About this task> For each line of the data below, copy it if it holds the word "name".
==== Source data ====
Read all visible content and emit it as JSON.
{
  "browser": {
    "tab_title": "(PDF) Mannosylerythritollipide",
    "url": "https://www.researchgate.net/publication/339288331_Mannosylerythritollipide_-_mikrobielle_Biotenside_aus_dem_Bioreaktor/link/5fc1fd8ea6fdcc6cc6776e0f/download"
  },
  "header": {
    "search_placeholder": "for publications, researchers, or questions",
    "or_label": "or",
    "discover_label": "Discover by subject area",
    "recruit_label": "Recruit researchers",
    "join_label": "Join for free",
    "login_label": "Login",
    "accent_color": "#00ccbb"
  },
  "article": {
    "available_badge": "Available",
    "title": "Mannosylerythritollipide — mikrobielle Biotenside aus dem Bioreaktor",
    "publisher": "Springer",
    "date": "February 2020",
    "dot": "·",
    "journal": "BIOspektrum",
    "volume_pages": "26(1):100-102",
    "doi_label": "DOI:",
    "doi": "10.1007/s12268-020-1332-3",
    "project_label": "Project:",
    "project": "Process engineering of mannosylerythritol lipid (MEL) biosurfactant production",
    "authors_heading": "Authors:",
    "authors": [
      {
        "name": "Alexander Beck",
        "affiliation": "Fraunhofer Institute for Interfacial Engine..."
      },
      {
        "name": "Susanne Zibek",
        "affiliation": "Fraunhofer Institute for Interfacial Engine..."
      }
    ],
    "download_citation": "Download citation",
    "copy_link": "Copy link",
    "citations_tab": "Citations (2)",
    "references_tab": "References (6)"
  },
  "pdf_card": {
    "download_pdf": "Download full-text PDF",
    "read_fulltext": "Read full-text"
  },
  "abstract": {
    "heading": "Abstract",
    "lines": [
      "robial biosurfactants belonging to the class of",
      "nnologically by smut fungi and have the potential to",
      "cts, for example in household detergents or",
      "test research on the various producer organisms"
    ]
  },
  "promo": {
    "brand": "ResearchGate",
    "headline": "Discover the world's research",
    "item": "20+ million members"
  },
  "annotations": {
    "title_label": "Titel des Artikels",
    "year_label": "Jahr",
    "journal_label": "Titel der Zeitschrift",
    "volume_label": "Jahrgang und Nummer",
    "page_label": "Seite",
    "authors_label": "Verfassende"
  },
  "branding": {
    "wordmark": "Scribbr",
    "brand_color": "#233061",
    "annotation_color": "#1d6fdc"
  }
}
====
Result below>
        "name": "Alexander Beck",
        "name": "Susanne Zibek",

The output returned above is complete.